=== How to complete this task ===
Which lines of the records contain the word "SnakeInBorders"? Show each of them.

=== Dataset records ===
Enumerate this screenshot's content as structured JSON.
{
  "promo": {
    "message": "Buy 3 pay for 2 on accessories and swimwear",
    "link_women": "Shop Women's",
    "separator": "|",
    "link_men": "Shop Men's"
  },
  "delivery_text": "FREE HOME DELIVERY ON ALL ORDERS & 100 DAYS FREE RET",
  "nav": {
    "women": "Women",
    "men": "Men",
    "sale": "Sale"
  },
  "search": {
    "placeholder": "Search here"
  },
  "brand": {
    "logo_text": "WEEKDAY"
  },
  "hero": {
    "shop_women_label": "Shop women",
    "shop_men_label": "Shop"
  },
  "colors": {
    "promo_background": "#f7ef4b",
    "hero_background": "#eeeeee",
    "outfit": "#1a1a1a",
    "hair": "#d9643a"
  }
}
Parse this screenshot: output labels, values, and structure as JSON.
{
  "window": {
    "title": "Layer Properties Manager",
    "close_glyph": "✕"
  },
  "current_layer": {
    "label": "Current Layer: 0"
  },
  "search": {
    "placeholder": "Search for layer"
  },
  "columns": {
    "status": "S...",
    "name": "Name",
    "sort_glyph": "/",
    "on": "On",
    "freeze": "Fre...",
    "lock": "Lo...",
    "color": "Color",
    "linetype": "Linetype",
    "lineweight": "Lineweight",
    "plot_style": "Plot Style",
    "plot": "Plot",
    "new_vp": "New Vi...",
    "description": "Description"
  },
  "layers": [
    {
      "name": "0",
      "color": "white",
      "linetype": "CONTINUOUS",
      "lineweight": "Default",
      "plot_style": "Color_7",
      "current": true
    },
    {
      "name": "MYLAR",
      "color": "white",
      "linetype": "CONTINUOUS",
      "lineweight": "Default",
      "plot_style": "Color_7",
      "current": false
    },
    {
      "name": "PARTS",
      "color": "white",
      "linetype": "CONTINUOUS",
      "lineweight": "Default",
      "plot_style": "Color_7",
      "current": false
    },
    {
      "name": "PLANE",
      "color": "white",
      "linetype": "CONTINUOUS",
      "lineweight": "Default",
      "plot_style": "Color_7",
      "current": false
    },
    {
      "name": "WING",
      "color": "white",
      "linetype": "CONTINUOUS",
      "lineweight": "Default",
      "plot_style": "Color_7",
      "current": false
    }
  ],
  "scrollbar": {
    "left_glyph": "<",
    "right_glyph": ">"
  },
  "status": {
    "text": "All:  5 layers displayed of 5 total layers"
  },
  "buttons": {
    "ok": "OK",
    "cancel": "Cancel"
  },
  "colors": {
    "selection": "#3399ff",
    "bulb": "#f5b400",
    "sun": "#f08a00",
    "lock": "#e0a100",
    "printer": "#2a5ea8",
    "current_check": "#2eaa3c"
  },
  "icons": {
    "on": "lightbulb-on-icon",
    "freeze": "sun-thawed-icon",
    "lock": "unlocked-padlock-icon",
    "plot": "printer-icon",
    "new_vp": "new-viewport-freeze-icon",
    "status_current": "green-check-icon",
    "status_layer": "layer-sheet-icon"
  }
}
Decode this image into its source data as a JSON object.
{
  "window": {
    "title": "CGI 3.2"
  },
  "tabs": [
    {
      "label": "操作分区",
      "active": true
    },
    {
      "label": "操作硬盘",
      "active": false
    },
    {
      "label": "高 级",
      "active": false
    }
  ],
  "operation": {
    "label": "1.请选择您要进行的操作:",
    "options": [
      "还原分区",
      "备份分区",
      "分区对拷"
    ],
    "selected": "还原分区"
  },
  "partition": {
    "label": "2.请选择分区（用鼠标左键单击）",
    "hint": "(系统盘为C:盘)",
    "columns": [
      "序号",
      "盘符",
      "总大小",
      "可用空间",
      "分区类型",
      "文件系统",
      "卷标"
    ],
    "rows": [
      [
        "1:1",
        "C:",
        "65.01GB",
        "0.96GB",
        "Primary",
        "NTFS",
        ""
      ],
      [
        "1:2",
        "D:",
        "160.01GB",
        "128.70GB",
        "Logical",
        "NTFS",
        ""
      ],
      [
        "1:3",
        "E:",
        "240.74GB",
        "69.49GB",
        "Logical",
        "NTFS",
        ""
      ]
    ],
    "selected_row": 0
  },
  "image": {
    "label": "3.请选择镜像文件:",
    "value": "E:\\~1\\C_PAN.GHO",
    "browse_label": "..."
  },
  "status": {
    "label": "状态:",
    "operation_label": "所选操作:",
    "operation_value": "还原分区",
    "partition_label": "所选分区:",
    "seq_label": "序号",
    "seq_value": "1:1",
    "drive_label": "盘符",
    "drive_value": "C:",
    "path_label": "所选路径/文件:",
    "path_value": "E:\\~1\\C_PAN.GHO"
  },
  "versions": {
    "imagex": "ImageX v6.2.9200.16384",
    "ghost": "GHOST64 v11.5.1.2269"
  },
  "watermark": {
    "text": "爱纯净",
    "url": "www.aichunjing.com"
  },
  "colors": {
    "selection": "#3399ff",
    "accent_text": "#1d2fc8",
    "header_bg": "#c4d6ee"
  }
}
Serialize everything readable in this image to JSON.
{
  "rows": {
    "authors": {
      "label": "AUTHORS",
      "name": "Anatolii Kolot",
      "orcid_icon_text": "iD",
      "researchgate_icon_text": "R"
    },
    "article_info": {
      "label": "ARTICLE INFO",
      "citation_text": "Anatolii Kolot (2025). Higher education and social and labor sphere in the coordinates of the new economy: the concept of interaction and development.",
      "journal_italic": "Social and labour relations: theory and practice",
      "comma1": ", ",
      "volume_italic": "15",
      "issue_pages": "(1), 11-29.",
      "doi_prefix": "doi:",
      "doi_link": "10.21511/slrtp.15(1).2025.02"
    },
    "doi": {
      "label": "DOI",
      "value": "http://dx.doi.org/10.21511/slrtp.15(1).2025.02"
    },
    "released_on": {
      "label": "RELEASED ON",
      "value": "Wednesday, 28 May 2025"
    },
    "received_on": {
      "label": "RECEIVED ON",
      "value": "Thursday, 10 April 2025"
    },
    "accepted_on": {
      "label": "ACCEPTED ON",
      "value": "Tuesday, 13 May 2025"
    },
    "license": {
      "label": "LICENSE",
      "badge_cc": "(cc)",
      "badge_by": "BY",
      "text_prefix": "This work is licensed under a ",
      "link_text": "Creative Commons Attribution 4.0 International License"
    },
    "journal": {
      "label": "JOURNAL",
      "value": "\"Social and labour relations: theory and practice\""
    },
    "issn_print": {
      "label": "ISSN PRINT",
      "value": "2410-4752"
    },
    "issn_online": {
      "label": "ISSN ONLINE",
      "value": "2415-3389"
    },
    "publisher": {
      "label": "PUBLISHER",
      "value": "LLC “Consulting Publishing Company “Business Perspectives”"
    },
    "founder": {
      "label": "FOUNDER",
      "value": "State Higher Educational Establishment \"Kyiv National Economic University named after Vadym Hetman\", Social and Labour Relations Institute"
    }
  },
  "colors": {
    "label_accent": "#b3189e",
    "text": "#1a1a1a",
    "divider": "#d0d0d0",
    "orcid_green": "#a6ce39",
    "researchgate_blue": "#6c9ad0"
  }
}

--

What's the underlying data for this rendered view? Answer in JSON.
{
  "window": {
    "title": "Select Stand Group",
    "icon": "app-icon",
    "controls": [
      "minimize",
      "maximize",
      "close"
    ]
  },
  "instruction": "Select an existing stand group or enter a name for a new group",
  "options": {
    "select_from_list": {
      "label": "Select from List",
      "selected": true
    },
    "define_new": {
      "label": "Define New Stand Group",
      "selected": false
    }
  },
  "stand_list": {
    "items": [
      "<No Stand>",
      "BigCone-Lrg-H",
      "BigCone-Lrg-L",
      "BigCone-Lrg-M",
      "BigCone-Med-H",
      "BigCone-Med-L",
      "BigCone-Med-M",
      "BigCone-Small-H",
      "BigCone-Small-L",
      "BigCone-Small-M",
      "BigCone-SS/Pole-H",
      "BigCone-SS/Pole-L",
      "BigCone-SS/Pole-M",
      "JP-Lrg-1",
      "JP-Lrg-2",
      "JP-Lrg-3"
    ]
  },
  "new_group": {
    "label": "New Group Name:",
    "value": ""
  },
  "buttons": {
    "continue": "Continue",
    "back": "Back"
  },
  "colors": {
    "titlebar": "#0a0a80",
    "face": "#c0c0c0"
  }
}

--

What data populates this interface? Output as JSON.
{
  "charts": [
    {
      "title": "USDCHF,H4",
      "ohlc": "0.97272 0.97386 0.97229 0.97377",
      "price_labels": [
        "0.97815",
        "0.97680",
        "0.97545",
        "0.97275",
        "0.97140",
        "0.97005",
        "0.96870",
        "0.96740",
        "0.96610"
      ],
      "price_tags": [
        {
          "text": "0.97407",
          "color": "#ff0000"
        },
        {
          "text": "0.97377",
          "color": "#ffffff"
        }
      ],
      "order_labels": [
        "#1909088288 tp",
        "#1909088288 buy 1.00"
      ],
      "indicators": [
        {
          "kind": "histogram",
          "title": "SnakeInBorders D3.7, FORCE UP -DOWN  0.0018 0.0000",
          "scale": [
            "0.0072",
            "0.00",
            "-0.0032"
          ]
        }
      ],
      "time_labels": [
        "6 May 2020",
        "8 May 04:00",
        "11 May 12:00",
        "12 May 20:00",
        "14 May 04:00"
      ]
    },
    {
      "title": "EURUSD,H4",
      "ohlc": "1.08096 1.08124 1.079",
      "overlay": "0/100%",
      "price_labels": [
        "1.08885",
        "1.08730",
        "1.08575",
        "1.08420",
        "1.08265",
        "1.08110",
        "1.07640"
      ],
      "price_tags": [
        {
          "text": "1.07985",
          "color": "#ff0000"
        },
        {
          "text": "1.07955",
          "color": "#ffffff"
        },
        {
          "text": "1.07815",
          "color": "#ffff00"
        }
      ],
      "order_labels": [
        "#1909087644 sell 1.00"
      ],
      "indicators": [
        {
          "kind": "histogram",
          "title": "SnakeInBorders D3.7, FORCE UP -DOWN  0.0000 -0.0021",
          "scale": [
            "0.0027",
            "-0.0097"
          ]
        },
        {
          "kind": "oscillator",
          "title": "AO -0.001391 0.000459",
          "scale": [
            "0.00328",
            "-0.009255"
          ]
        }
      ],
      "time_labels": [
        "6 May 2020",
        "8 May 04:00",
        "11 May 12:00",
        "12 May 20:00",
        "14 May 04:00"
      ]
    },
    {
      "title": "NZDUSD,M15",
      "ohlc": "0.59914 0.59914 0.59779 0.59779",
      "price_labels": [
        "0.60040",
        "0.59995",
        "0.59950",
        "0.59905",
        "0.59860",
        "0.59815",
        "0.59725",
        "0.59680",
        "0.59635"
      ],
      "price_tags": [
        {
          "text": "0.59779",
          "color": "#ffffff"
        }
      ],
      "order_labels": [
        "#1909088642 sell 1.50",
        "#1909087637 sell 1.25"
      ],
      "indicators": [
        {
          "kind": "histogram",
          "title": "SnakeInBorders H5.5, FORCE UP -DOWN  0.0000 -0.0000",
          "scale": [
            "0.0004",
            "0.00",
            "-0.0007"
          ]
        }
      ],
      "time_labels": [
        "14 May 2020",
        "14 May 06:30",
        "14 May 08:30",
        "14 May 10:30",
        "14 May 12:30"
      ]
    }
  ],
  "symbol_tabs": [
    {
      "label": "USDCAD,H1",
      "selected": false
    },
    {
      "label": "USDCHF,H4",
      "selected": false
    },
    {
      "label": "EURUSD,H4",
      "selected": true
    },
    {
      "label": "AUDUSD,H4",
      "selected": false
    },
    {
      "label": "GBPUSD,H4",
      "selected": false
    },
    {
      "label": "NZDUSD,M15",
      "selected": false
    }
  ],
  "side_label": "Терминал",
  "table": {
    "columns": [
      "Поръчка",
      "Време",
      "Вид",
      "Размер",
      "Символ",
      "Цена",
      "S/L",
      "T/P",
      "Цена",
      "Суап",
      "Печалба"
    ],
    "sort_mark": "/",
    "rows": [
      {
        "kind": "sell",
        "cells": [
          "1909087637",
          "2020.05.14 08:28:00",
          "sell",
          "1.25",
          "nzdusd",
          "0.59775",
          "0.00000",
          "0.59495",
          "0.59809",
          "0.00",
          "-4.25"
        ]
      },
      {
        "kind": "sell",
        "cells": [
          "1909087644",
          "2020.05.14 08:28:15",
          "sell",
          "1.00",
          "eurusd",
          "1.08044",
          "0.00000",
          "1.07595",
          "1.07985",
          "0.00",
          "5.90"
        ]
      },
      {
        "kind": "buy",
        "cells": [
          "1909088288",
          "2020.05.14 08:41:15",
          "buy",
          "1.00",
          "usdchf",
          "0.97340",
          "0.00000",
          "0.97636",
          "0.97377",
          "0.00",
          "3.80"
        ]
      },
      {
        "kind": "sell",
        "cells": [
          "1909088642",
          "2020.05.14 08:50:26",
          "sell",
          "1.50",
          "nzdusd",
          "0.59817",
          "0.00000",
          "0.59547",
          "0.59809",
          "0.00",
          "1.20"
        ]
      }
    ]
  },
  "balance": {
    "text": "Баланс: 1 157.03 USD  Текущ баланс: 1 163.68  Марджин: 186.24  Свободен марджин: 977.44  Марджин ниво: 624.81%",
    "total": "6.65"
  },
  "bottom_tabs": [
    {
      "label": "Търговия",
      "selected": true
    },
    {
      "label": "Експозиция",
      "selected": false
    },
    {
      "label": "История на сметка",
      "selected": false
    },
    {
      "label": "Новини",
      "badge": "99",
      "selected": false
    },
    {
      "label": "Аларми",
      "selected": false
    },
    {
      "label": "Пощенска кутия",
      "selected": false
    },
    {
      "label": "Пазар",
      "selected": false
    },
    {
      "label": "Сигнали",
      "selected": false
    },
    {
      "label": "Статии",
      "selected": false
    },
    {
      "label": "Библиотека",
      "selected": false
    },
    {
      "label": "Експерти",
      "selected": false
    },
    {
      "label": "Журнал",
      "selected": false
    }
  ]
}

=== Result ===
          "title": "SnakeInBorders D3.7, FORCE UP -DOWN  0.0018 0.0000",
          "title": "SnakeInBorders D3.7, FORCE UP -DOWN  0.0000 -0.0021",
          "title": "SnakeInBorders H5.5, FORCE UP -DOWN  0.0000 -0.0000",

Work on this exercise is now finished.